Here’s a step-by-step guide on what happens during Hajj and Eid al-Adha.

Life is not easy in Syria, Yemen and the Gaza Strip with war and military occupations. But the journey for Hajj often inspires hope for those from these regions, many of whom save the little money they can for years to be able to afford it.

Four groups of pilgrims left Gaza this week. Pilgrims from northwestern Syria streamed through border crossings with Turkey. And Yemenis boarded the first direct flight to Saudi Arabia since 2016 for the pilgrimage.

A little something different: People being amazing

In Jordan’s water-scarce Mafraq region, a farming collective is transforming the lives of Syrian and Jordanian women. They’re learning to grow the azolla plant, a cheaper and less labour-intensive feed for livestock that allows the women to become farmers and provide for their families.

In Qatar’s capital, the city’s glistening skyscrapers get wiped down by Doha’s “Spidermen”. Cleaning the windows of a 40-plus storey building is not for the faint-hearted, but the rigorously trained workers love the adventure of the job.

For the second year in a row, Prince Abdulaziz, son of the late Saudi King Fahd bin Abdulaziz Al Saud, has sponsored about 500 Syrian pilgrims injured in the war there to participate in the Hajj pilgrimage. He’s known in northern Syria as Abu Turki – an alias he used to keep his philanthropy hidden until last year – and pays for the injured pilgrims’ travel and accommodation, their travel documents and Hajj acceptance permits.


Quote of the week

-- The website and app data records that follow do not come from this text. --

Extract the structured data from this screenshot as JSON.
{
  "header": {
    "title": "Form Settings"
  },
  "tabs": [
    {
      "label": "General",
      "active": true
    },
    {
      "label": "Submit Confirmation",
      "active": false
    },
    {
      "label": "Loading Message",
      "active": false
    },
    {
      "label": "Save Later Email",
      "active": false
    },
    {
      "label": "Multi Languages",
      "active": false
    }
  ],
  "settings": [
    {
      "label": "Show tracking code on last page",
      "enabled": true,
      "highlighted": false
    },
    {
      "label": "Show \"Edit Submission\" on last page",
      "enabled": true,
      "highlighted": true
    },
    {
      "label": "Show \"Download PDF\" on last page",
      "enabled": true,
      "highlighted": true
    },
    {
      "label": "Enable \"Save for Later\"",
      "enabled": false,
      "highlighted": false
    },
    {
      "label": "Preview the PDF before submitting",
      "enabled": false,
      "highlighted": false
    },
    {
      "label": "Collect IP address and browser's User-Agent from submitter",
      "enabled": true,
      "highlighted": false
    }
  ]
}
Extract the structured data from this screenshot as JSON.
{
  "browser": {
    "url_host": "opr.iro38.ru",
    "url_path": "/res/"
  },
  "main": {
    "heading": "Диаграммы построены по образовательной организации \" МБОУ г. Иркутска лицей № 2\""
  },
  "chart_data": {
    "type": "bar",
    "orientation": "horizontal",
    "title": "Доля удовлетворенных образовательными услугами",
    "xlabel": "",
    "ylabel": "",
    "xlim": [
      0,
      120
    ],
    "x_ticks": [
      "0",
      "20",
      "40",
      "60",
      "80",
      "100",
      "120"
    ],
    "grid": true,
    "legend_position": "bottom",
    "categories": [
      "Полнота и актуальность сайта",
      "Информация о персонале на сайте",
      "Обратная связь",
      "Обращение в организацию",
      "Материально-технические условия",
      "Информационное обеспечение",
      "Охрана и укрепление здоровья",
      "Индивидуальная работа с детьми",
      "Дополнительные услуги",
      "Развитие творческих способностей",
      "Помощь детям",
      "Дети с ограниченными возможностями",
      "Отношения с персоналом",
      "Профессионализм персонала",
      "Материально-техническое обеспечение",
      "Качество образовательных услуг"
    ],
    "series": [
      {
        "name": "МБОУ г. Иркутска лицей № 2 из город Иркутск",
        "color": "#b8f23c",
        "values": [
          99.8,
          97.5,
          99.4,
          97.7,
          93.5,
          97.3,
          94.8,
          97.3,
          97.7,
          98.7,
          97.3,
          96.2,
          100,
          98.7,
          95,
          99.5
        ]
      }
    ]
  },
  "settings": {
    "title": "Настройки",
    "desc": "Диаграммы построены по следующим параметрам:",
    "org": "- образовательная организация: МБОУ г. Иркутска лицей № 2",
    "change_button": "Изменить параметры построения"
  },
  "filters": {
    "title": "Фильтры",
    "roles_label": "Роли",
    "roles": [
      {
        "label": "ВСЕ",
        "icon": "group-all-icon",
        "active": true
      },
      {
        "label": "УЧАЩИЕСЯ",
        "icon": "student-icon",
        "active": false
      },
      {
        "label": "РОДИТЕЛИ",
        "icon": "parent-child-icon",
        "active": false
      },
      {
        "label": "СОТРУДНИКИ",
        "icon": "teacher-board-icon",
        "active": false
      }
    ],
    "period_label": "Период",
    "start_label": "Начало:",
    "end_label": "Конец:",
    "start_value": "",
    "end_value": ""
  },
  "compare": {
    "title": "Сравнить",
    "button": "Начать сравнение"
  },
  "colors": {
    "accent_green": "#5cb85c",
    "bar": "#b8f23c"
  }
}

“When Ahmad was killed, I felt as though I lost one of my organs. He was the light of my eye. He was barely in the eighth grade. He used to help me with everything around the house and outside.” | Yousif Saqr, talking about his son, 15-year-old Ahmad Yousif Saqr, who was shot dead by Israeli forces during the raid on the Jenin refugee camp.

Source: Al Jazeera